Part 268: Operational Report: 31/08/42
To add insult to injury, today the Japanese minisub gets in on the action.
How the hell did it even get out this far?
It does need a big brother to finish off the job though. If these reports are accurate, that makes three different subs seen in a hundred mile radius in the last two days. I set four destroyers to patrol the area, but that is a much larger area than the enemy are using.
A fourth sub even enters Colombo harbour and tries to shoot up one of our cruisers anchored there.
This is Really starting to wind me up now. Although the torpedo nets do have some effect in protecting the harbour.
This doesn't stop the I-18 from entering and sinking another ship.
I must have every Japanese sub left in the region.
Our useless old bombers go out from Port Moresby once more, and once more fail to hit anything.
But the Japanese return the favour when they go after the task force carrying the Buna reinforcements.
They attack Buna as well, and while their bombs miss, their escorting Zero's are much more effective.
After a quiet day yesterday, the enemy make another, smaller push on Sinyang.
but the big news is Hong Kong, after weeks of attack, we finally take the city in a fairly bloodless day.
Well, for us anyway.
This means that we've taken the two most important cities in China in less than a week.
A great day in china is counterbalanced by a poor day in Burma.
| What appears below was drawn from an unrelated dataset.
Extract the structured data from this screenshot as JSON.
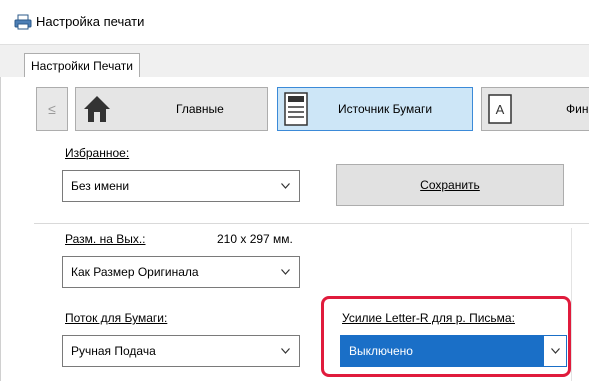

The number of Japanese subs in that small area makes me wonder if the Chinese are adopting Wolfpack tactics.
But back to the good news!
There may be 12,000 Japanese soldiers still in the area, but we control the city, and as well as depriving the enemy of a number of shipyards, we also have captured 16,000 tons of fuel something that the Japanese will be needing. Our hungry men have consumed the supplies, but they will be replaced, and from now on, we will be the ones growing stronger.
In five days, the repairs on our shipping at Pearl Harbour will be complete, and the Tarawa invasion will begin I'm adding two days to this to allow a number of long range AP class cargo ships to be upgraded.